## How to complete this task
Report only the number of lines in the entries below that hold the word "subtitle".

(Items from a dataset)
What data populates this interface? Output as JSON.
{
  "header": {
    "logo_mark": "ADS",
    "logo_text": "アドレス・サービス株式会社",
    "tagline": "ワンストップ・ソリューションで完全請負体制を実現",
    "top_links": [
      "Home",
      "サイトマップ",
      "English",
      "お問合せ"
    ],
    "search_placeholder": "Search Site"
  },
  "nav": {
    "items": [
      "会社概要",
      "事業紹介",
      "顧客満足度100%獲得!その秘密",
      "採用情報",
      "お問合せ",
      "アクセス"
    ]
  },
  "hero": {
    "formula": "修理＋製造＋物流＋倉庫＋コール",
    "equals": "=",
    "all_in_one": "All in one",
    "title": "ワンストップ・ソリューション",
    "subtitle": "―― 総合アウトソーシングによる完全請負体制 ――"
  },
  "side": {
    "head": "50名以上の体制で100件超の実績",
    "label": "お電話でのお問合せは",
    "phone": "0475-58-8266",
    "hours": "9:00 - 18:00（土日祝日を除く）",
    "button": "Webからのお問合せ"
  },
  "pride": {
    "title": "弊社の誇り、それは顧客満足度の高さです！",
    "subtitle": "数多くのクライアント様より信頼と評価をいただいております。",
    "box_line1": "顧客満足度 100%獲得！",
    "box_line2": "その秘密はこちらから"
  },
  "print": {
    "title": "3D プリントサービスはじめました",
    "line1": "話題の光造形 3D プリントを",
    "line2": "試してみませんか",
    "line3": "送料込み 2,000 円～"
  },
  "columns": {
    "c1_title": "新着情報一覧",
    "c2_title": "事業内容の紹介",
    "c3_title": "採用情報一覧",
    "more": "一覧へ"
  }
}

## Task answer
2